Down to the final line, reproduce the entries that follow exactly.

Data about app and page elements:
□ □ □ □ □

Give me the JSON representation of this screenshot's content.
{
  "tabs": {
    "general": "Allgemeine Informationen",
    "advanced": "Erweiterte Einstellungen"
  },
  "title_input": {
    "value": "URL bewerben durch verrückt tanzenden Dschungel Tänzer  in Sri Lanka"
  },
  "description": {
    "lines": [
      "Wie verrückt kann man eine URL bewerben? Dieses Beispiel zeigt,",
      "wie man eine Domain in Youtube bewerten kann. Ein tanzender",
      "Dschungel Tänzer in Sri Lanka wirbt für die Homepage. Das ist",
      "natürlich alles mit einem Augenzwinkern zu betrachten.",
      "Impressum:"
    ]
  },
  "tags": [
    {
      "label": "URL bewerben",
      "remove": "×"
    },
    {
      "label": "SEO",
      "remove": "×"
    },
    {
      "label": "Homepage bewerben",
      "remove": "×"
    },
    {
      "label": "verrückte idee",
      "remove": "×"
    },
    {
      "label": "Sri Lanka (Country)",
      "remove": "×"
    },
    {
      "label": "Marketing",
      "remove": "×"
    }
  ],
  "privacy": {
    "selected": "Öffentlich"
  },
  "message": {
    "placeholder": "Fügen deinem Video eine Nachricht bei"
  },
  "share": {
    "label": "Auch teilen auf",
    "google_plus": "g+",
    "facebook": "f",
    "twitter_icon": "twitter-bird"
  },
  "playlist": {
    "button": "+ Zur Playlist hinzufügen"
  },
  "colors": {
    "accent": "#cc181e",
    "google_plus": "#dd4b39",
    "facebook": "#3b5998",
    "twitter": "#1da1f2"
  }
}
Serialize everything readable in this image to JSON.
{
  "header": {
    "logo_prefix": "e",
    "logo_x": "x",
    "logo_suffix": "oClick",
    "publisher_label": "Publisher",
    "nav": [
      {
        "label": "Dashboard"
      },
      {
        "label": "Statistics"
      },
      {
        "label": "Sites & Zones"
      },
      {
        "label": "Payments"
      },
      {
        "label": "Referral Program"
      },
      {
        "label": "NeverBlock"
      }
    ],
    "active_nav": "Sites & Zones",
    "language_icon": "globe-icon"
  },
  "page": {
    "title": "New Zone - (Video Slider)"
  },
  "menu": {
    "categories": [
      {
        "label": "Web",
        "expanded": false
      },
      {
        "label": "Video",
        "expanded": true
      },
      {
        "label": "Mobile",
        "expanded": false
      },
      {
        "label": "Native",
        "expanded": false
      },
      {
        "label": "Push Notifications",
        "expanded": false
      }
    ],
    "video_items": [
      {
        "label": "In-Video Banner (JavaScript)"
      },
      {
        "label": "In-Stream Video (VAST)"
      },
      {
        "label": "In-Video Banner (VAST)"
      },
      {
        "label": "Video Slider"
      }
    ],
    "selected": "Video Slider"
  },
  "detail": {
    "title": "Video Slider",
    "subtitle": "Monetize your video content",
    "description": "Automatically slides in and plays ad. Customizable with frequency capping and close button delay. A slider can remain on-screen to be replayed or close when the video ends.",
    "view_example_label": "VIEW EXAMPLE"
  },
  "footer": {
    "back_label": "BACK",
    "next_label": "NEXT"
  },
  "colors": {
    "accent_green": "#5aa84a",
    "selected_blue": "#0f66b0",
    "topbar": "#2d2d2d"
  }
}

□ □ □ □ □

Response for this exercise
Give me the JSON representation of this screenshot's content.
{
  "tabs": {
    "general": "Allgemeine Informationen",
    "advanced": "Erweiterte Einstellungen"
  },
  "title_input": {
    "value": "URL bewerben durch verrückt tanzenden Dschungel Tänzer  in Sri Lanka"
  },
  "description": {
    "lines": [
      "Wie verrückt kann man eine URL bewerben? Dieses Beispiel zeigt,",
      "wie man eine Domain in Youtube bewerten kann. Ein tanzender",
      "Dschungel Tänzer in Sri Lanka wirbt für die Homepage. Das ist",
      "natürlich alles mit einem Augenzwinkern zu betrachten.",
      "Impressum:"
    ]
  },
  "tags": [
    {
      "label": "URL bewerben",
      "remove": "×"
    },
    {
      "label": "SEO",
      "remove": "×"
    },
    {
      "label": "Homepage bewerben",
      "remove": "×"
    },
    {
      "label": "verrückte idee",
      "remove": "×"
    },
    {
      "label": "Sri Lanka (Country)",
      "remove": "×"
    },
    {
      "label": "Marketing",
      "remove": "×"
    }
  ],
  "privacy": {
    "selected": "Öffentlich"
  },
  "message": {
    "placeholder": "Fügen deinem Video eine Nachricht bei"
  },
  "share": {
    "label": "Auch teilen auf",
    "google_plus": "g+",
    "facebook": "f",
    "twitter_icon": "twitter-bird"
  },
  "playlist": {
    "button": "+ Zur Playlist hinzufügen"
  },
  "colors": {
    "accent": "#cc181e",
    "google_plus": "#dd4b39",
    "facebook": "#3b5998",
    "twitter": "#1da1f2"
  }
}
Serialize everything readable in this image to JSON.
{
  "header": {
    "logo_prefix": "e",
    "logo_x": "x",
    "logo_suffix": "oClick",
    "publisher_label": "Publisher",
    "nav": [
      {
        "label": "Dashboard"
      },
      {
        "label": "Statistics"
      },
      {
        "label": "Sites & Zones"
      },
      {
        "label": "Payments"
      },
      {
        "label": "Referral Program"
      },
      {
        "label": "NeverBlock"
      }
    ],
    "active_nav": "Sites & Zones",
    "language_icon": "globe-icon"
  },
  "page": {
    "title": "New Zone - (Video Slider)"
  },
  "menu": {
    "categories": [
      {
        "label": "Web",
        "expanded": false
      },
      {
        "label": "Video",
        "expanded": true
      },
      {
        "label": "Mobile",
        "expanded": false
      },
      {
        "label": "Native",
        "expanded": false
      },
      {
        "label": "Push Notifications",
        "expanded": false
      }
    ],
    "video_items": [
      {
        "label": "In-Video Banner (JavaScript)"
      },
      {
        "label": "In-Stream Video (VAST)"
      },
      {
        "label": "In-Video Banner (VAST)"
      },
      {
        "label": "Video Slider"
      }
    ],
    "selected": "Video Slider"
  },
  "detail": {
    "title": "Video Slider",
    "subtitle": "Monetize your video content",
    "description": "Automatically slides in and plays ad. Customizable with frequency capping and close button delay. A slider can remain on-screen to be replayed or close when the video ends.",
    "view_example_label": "VIEW EXAMPLE"
  },
  "footer": {
    "back_label": "BACK",
    "next_label": "NEXT"
  },
  "colors": {
    "accent_green": "#5aa84a",
    "selected_blue": "#0f66b0",
    "topbar": "#2d2d2d"
  }
}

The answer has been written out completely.